**The problem:** Exactly as they stand, the data below are to be printed again.

**Exercise material:**

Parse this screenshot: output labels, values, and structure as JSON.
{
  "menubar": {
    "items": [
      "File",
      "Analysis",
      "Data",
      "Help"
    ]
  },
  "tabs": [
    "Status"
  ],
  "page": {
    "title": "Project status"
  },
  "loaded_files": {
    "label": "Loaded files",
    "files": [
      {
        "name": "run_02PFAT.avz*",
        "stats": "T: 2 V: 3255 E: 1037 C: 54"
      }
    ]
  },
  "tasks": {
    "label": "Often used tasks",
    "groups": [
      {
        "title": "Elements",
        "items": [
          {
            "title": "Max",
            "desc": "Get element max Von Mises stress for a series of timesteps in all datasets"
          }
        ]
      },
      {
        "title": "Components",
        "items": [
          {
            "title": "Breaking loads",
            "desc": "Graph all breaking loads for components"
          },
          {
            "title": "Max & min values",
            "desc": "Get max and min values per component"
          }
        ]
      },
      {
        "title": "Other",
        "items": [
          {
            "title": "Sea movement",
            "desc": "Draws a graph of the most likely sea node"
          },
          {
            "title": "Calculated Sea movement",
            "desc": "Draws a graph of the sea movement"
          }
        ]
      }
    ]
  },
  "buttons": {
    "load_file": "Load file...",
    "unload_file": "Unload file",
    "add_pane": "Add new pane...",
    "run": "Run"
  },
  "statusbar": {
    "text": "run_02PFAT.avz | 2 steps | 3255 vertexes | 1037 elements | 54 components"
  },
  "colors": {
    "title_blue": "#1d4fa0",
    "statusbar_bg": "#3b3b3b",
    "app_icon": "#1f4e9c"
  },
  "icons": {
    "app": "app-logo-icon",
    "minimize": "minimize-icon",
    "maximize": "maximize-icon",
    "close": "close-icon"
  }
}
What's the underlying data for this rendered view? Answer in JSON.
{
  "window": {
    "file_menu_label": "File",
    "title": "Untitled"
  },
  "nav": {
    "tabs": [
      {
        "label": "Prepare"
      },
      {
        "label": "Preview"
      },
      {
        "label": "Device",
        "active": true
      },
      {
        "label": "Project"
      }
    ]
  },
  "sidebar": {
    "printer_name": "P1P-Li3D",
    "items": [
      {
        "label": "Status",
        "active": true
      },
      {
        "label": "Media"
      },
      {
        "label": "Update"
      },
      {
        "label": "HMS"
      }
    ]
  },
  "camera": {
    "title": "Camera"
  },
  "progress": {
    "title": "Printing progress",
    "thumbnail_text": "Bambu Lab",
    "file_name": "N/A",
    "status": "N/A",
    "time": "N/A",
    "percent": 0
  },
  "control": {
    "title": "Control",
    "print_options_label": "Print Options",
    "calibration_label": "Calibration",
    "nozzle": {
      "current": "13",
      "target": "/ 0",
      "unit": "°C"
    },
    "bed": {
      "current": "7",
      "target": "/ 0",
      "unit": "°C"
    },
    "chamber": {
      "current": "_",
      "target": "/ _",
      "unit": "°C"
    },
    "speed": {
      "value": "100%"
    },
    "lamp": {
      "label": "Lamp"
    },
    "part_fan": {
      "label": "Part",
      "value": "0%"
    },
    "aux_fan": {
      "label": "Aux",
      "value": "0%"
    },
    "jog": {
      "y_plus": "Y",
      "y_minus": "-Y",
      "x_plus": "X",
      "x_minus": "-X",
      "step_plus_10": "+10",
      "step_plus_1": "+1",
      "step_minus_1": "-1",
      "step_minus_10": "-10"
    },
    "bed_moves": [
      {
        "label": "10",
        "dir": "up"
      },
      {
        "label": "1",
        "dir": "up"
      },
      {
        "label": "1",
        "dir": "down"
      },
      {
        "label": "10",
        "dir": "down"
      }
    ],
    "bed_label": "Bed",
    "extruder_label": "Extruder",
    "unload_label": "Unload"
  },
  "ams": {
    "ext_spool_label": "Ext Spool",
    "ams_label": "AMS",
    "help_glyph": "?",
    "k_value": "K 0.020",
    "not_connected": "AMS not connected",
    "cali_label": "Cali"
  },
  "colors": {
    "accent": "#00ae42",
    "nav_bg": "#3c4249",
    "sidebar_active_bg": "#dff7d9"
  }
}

**Your response:**
Parse this screenshot: output labels, values, and structure as JSON.
{
  "menubar": {
    "items": [
      "File",
      "Analysis",
      "Data",
      "Help"
    ]
  },
  "tabs": [
    "Status"
  ],
  "page": {
    "title": "Project status"
  },
  "loaded_files": {
    "label": "Loaded files",
    "files": [
      {
        "name": "run_02PFAT.avz*",
        "stats": "T: 2 V: 3255 E: 1037 C: 54"
      }
    ]
  },
  "tasks": {
    "label": "Often used tasks",
    "groups": [
      {
        "title": "Elements",
        "items": [
          {
            "title": "Max",
            "desc": "Get element max Von Mises stress for a series of timesteps in all datasets"
          }
        ]
      },
      {
        "title": "Components",
        "items": [
          {
            "title": "Breaking loads",
            "desc": "Graph all breaking loads for components"
          },
          {
            "title": "Max & min values",
            "desc": "Get max and min values per component"
          }
        ]
      },
      {
        "title": "Other",
        "items": [
          {
            "title": "Sea movement",
            "desc": "Draws a graph of the most likely sea node"
          },
          {
            "title": "Calculated Sea movement",
            "desc": "Draws a graph of the sea movement"
          }
        ]
      }
    ]
  },
  "buttons": {
    "load_file": "Load file...",
    "unload_file": "Unload file",
    "add_pane": "Add new pane...",
    "run": "Run"
  },
  "statusbar": {
    "text": "run_02PFAT.avz | 2 steps | 3255 vertexes | 1037 elements | 54 components"
  },
  "colors": {
    "title_blue": "#1d4fa0",
    "statusbar_bg": "#3b3b3b",
    "app_icon": "#1f4e9c"
  },
  "icons": {
    "app": "app-logo-icon",
    "minimize": "minimize-icon",
    "maximize": "maximize-icon",
    "close": "close-icon"
  }
}
What's the underlying data for this rendered view? Answer in JSON.
{
  "window": {
    "file_menu_label": "File",
    "title": "Untitled"
  },
  "nav": {
    "tabs": [
      {
        "label": "Prepare"
      },
      {
        "label": "Preview"
      },
      {
        "label": "Device",
        "active": true
      },
      {
        "label": "Project"
      }
    ]
  },
  "sidebar": {
    "printer_name": "P1P-Li3D",
    "items": [
      {
        "label": "Status",
        "active": true
      },
      {
        "label": "Media"
      },
      {
        "label": "Update"
      },
      {
        "label": "HMS"
      }
    ]
  },
  "camera": {
    "title": "Camera"
  },
  "progress": {
    "title": "Printing progress",
    "thumbnail_text": "Bambu Lab",
    "file_name": "N/A",
    "status": "N/A",
    "time": "N/A",
    "percent": 0
  },
  "control": {
    "title": "Control",
    "print_options_label": "Print Options",
    "calibration_label": "Calibration",
    "nozzle": {
      "current": "13",
      "target": "/ 0",
      "unit": "°C"
    },
    "bed": {
      "current": "7",
      "target": "/ 0",
      "unit": "°C"
    },
    "chamber": {
      "current": "_",
      "target": "/ _",
      "unit": "°C"
    },
    "speed": {
      "value": "100%"
    },
    "lamp": {
      "label": "Lamp"
    },
    "part_fan": {
      "label": "Part",
      "value": "0%"
    },
    "aux_fan": {
      "label": "Aux",
      "value": "0%"
    },
    "jog": {
      "y_plus": "Y",
      "y_minus": "-Y",
      "x_plus": "X",
      "x_minus": "-X",
      "step_plus_10": "+10",
      "step_plus_1": "+1",
      "step_minus_1": "-1",
      "step_minus_10": "-10"
    },
    "bed_moves": [
      {
        "label": "10",
        "dir": "up"
      },
      {
        "label": "1",
        "dir": "up"
      },
      {
        "label": "1",
        "dir": "down"
      },
      {
        "label": "10",
        "dir": "down"
      }
    ],
    "bed_label": "Bed",
    "extruder_label": "Extruder",
    "unload_label": "Unload"
  },
  "ams": {
    "ext_spool_label": "Ext Spool",
    "ams_label": "AMS",
    "help_glyph": "?",
    "k_value": "K 0.020",
    "not_connected": "AMS not connected",
    "cali_label": "Cali"
  },
  "colors": {
    "accent": "#00ae42",
    "nav_bg": "#3c4249",
    "sidebar_active_bg": "#dff7d9"
  }
}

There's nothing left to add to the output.